=== Begin Enclosure ===

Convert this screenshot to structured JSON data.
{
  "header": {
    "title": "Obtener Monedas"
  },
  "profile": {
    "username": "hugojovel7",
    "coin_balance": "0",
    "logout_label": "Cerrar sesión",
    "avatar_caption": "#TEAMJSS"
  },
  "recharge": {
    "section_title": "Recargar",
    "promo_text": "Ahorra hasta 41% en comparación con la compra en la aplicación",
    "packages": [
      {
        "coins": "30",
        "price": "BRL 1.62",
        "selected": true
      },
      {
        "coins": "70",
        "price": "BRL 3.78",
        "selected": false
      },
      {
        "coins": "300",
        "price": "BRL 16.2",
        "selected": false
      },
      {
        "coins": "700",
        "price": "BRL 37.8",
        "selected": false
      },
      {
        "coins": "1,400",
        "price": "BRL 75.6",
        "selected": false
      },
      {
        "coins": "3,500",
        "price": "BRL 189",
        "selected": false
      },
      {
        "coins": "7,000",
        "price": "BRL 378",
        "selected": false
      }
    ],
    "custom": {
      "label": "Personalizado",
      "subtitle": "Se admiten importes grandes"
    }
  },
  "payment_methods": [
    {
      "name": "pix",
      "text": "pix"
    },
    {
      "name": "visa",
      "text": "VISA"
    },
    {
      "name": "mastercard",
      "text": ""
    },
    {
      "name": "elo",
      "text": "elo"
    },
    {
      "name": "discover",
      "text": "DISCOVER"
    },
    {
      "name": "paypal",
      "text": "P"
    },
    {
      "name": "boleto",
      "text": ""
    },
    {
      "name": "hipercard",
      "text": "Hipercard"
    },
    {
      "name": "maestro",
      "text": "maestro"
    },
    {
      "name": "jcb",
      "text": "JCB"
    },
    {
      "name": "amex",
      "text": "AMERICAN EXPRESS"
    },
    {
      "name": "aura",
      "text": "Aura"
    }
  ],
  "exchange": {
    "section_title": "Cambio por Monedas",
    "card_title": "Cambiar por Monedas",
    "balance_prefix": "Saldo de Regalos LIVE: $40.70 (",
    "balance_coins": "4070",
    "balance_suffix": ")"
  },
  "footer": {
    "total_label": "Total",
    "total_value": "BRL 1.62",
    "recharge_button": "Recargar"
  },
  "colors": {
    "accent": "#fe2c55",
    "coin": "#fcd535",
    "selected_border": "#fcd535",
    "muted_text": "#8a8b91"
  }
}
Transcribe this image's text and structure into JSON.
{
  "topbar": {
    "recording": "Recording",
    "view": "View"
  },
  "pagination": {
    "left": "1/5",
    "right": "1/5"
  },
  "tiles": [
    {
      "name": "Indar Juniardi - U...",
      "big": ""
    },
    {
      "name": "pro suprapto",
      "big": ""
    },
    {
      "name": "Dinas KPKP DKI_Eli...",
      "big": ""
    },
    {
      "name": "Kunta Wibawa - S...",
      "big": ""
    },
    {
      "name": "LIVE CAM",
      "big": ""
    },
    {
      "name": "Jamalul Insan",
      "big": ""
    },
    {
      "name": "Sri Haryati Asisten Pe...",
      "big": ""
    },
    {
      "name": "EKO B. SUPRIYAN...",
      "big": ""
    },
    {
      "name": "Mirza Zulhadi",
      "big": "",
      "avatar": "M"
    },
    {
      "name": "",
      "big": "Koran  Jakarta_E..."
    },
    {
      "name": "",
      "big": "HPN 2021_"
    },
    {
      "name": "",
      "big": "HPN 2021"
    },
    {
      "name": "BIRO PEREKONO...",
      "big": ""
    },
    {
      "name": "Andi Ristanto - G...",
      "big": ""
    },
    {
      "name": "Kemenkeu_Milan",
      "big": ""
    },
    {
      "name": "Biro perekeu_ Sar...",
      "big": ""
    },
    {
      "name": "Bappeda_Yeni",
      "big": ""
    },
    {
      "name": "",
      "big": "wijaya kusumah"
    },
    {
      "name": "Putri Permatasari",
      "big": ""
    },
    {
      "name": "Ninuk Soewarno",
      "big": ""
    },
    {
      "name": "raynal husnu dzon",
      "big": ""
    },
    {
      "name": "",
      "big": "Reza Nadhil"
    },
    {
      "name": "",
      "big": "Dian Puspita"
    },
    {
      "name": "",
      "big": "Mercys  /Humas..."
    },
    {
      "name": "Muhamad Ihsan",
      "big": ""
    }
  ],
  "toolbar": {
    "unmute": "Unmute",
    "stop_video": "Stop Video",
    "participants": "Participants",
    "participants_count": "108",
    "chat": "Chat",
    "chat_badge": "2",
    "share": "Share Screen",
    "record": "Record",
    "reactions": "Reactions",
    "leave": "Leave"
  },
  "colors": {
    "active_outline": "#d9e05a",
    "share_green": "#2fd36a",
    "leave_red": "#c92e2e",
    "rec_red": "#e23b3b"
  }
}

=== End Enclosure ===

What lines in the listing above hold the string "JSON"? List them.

Convert this screenshot to structured JSON data.
Transcribe this image's text and structure into JSON.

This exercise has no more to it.